Exercise details
Repeat every entry exactly. Do not include the pictures.

Task inputs
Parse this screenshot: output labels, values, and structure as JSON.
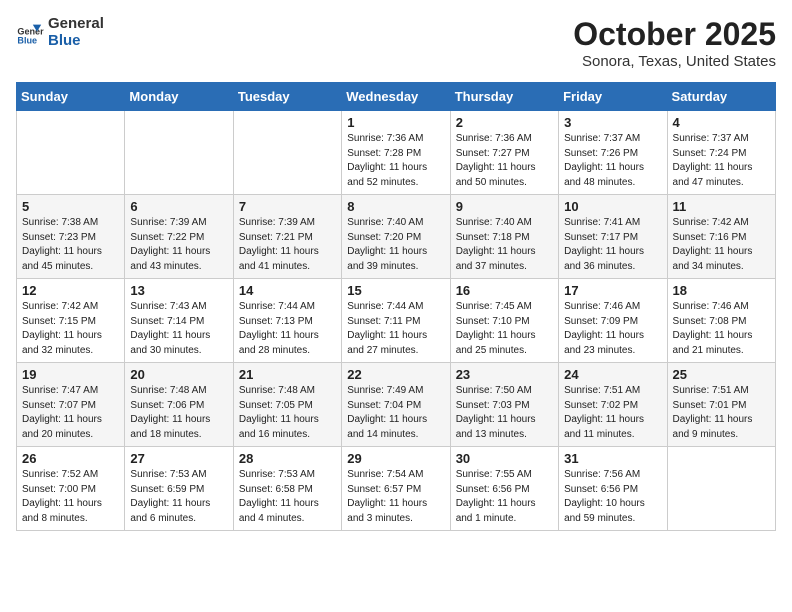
{
  "header": {
    "logo_general": "General",
    "logo_blue": "Blue",
    "month": "October 2025",
    "location": "Sonora, Texas, United States"
  },
  "weekdays": [
    "Sunday",
    "Monday",
    "Tuesday",
    "Wednesday",
    "Thursday",
    "Friday",
    "Saturday"
  ],
  "weeks": [
    [
      {
        "day": "",
        "info": ""
      },
      {
        "day": "",
        "info": ""
      },
      {
        "day": "",
        "info": ""
      },
      {
        "day": "1",
        "info": "Sunrise: 7:36 AM\nSunset: 7:28 PM\nDaylight: 11 hours\nand 52 minutes."
      },
      {
        "day": "2",
        "info": "Sunrise: 7:36 AM\nSunset: 7:27 PM\nDaylight: 11 hours\nand 50 minutes."
      },
      {
        "day": "3",
        "info": "Sunrise: 7:37 AM\nSunset: 7:26 PM\nDaylight: 11 hours\nand 48 minutes."
      },
      {
        "day": "4",
        "info": "Sunrise: 7:37 AM\nSunset: 7:24 PM\nDaylight: 11 hours\nand 47 minutes."
      }
    ],
    [
      {
        "day": "5",
        "info": "Sunrise: 7:38 AM\nSunset: 7:23 PM\nDaylight: 11 hours\nand 45 minutes."
      },
      {
        "day": "6",
        "info": "Sunrise: 7:39 AM\nSunset: 7:22 PM\nDaylight: 11 hours\nand 43 minutes."
      },
      {
        "day": "7",
        "info": "Sunrise: 7:39 AM\nSunset: 7:21 PM\nDaylight: 11 hours\nand 41 minutes."
      },
      {
        "day": "8",
        "info": "Sunrise: 7:40 AM\nSunset: 7:20 PM\nDaylight: 11 hours\nand 39 minutes."
      },
      {
        "day": "9",
        "info": "Sunrise: 7:40 AM\nSunset: 7:18 PM\nDaylight: 11 hours\nand 37 minutes."
      },
      {
        "day": "10",
        "info": "Sunrise: 7:41 AM\nSunset: 7:17 PM\nDaylight: 11 hours\nand 36 minutes."
      },
      {
        "day": "11",
        "info": "Sunrise: 7:42 AM\nSunset: 7:16 PM\nDaylight: 11 hours\nand 34 minutes."
      }
    ],
    [
      {
        "day": "12",
        "info": "Sunrise: 7:42 AM\nSunset: 7:15 PM\nDaylight: 11 hours\nand 32 minutes."
      },
      {
        "day": "13",
        "info": "Sunrise: 7:43 AM\nSunset: 7:14 PM\nDaylight: 11 hours\nand 30 minutes."
      },
      {
        "day": "14",
        "info": "Sunrise: 7:44 AM\nSunset: 7:13 PM\nDaylight: 11 hours\nand 28 minutes."
      },
      {
        "day": "15",
        "info": "Sunrise: 7:44 AM\nSunset: 7:11 PM\nDaylight: 11 hours\nand 27 minutes."
      },
      {
        "day": "16",
        "info": "Sunrise: 7:45 AM\nSunset: 7:10 PM\nDaylight: 11 hours\nand 25 minutes."
      },
      {
        "day": "17",
        "info": "Sunrise: 7:46 AM\nSunset: 7:09 PM\nDaylight: 11 hours\nand 23 minutes."
      },
      {
        "day": "18",
        "info": "Sunrise: 7:46 AM\nSunset: 7:08 PM\nDaylight: 11 hours\nand 21 minutes."
      }
    ],
    [
      {
        "day": "19",
        "info": "Sunrise: 7:47 AM\nSunset: 7:07 PM\nDaylight: 11 hours\nand 20 minutes."
      },
      {
        "day": "20",
        "info": "Sunrise: 7:48 AM\nSunset: 7:06 PM\nDaylight: 11 hours\nand 18 minutes."
      },
      {
        "day": "21",
        "info": "Sunrise: 7:48 AM\nSunset: 7:05 PM\nDaylight: 11 hours\nand 16 minutes."
      },
      {
        "day": "22",
        "info": "Sunrise: 7:49 AM\nSunset: 7:04 PM\nDaylight: 11 hours\nand 14 minutes."
      },
      {
        "day": "23",
        "info": "Sunrise: 7:50 AM\nSunset: 7:03 PM\nDaylight: 11 hours\nand 13 minutes."
      },
      {
        "day": "24",
        "info": "Sunrise: 7:51 AM\nSunset: 7:02 PM\nDaylight: 11 hours\nand 11 minutes."
      },
      {
        "day": "25",
        "info": "Sunrise: 7:51 AM\nSunset: 7:01 PM\nDaylight: 11 hours\nand 9 minutes."
      }
    ],
    [
      {
        "day": "26",
        "info": "Sunrise: 7:52 AM\nSunset: 7:00 PM\nDaylight: 11 hours\nand 8 minutes."
      },
      {
        "day": "27",
        "info": "Sunrise: 7:53 AM\nSunset: 6:59 PM\nDaylight: 11 hours\nand 6 minutes."
      },
      {
        "day": "28",
        "info": "Sunrise: 7:53 AM\nSunset: 6:58 PM\nDaylight: 11 hours\nand 4 minutes."
      },
      {
        "day": "29",
        "info": "Sunrise: 7:54 AM\nSunset: 6:57 PM\nDaylight: 11 hours\nand 3 minutes."
      },
      {
        "day": "30",
        "info": "Sunrise: 7:55 AM\nSunset: 6:56 PM\nDaylight: 11 hours\nand 1 minute."
      },
      {
        "day": "31",
        "info": "Sunrise: 7:56 AM\nSunset: 6:56 PM\nDaylight: 10 hours\nand 59 minutes."
      },
      {
        "day": "",
        "info": ""
      }
    ]
  ]
}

Solution to this problem
Parse this screenshot: output labels, values, and structure as JSON.
{
  "header": {
    "logo_general": "General",
    "logo_blue": "Blue",
    "month": "October 2025",
    "location": "Sonora, Texas, United States"
  },
  "weekdays": [
    "Sunday",
    "Monday",
    "Tuesday",
    "Wednesday",
    "Thursday",
    "Friday",
    "Saturday"
  ],
  "weeks": [
    [
      {
        "day": "",
        "info": ""
      },
      {
        "day": "",
        "info": ""
      },
      {
        "day": "",
        "info": ""
      },
      {
        "day": "1",
        "info": "Sunrise: 7:36 AM\nSunset: 7:28 PM\nDaylight: 11 hours\nand 52 minutes."
      },
      {
        "day": "2",
        "info": "Sunrise: 7:36 AM\nSunset: 7:27 PM\nDaylight: 11 hours\nand 50 minutes."
      },
      {
        "day": "3",
        "info": "Sunrise: 7:37 AM\nSunset: 7:26 PM\nDaylight: 11 hours\nand 48 minutes."
      },
      {
        "day": "4",
        "info": "Sunrise: 7:37 AM\nSunset: 7:24 PM\nDaylight: 11 hours\nand 47 minutes."
      }
    ],
    [
      {
        "day": "5",
        "info": "Sunrise: 7:38 AM\nSunset: 7:23 PM\nDaylight: 11 hours\nand 45 minutes."
      },
      {
        "day": "6",
        "info": "Sunrise: 7:39 AM\nSunset: 7:22 PM\nDaylight: 11 hours\nand 43 minutes."
      },
      {
        "day": "7",
        "info": "Sunrise: 7:39 AM\nSunset: 7:21 PM\nDaylight: 11 hours\nand 41 minutes."
      },
      {
        "day": "8",
        "info": "Sunrise: 7:40 AM\nSunset: 7:20 PM\nDaylight: 11 hours\nand 39 minutes."
      },
      {
        "day": "9",
        "info": "Sunrise: 7:40 AM\nSunset: 7:18 PM\nDaylight: 11 hours\nand 37 minutes."
      },
      {
        "day": "10",
        "info": "Sunrise: 7:41 AM\nSunset: 7:17 PM\nDaylight: 11 hours\nand 36 minutes."
      },
      {
        "day": "11",
        "info": "Sunrise: 7:42 AM\nSunset: 7:16 PM\nDaylight: 11 hours\nand 34 minutes."
      }
    ],
    [
      {
        "day": "12",
        "info": "Sunrise: 7:42 AM\nSunset: 7:15 PM\nDaylight: 11 hours\nand 32 minutes."
      },
      {
        "day": "13",
        "info": "Sunrise: 7:43 AM\nSunset: 7:14 PM\nDaylight: 11 hours\nand 30 minutes."
      },
      {
        "day": "14",
        "info": "Sunrise: 7:44 AM\nSunset: 7:13 PM\nDaylight: 11 hours\nand 28 minutes."
      },
      {
        "day": "15",
        "info": "Sunrise: 7:44 AM\nSunset: 7:11 PM\nDaylight: 11 hours\nand 27 minutes."
      },
      {
        "day": "16",
        "info": "Sunrise: 7:45 AM\nSunset: 7:10 PM\nDaylight: 11 hours\nand 25 minutes."
      },
      {
        "day": "17",
        "info": "Sunrise: 7:46 AM\nSunset: 7:09 PM\nDaylight: 11 hours\nand 23 minutes."
      },
      {
        "day": "18",
        "info": "Sunrise: 7:46 AM\nSunset: 7:08 PM\nDaylight: 11 hours\nand 21 minutes."
      }
    ],
    [
      {
        "day": "19",
        "info": "Sunrise: 7:47 AM\nSunset: 7:07 PM\nDaylight: 11 hours\nand 20 minutes."
      },
      {
        "day": "20",
        "info": "Sunrise: 7:48 AM\nSunset: 7:06 PM\nDaylight: 11 hours\nand 18 minutes."
      },
      {
        "day": "21",
        "info": "Sunrise: 7:48 AM\nSunset: 7:05 PM\nDaylight: 11 hours\nand 16 minutes."
      },
      {
        "day": "22",
        "info": "Sunrise: 7:49 AM\nSunset: 7:04 PM\nDaylight: 11 hours\nand 14 minutes."
      },
      {
        "day": "23",
        "info": "Sunrise: 7:50 AM\nSunset: 7:03 PM\nDaylight: 11 hours\nand 13 minutes."
      },
      {
        "day": "24",
        "info": "Sunrise: 7:51 AM\nSunset: 7:02 PM\nDaylight: 11 hours\nand 11 minutes."
      },
      {
        "day": "25",
        "info": "Sunrise: 7:51 AM\nSunset: 7:01 PM\nDaylight: 11 hours\nand 9 minutes."
      }
    ],
    [
      {
        "day": "26",
        "info": "Sunrise: 7:52 AM\nSunset: 7:00 PM\nDaylight: 11 hours\nand 8 minutes."
      },
      {
        "day": "27",
        "info": "Sunrise: 7:53 AM\nSunset: 6:59 PM\nDaylight: 11 hours\nand 6 minutes."
      },
      {
        "day": "28",
        "info": "Sunrise: 7:53 AM\nSunset: 6:58 PM\nDaylight: 11 hours\nand 4 minutes."
      },
      {
        "day": "29",
        "info": "Sunrise: 7:54 AM\nSunset: 6:57 PM\nDaylight: 11 hours\nand 3 minutes."
      },
      {
        "day": "30",
        "info": "Sunrise: 7:55 AM\nSunset: 6:56 PM\nDaylight: 11 hours\nand 1 minute."
      },
      {
        "day": "31",
        "info": "Sunrise: 7:56 AM\nSunset: 6:56 PM\nDaylight: 10 hours\nand 59 minutes."
      },
      {
        "day": "",
        "info": ""
      }
    ]
  ]
}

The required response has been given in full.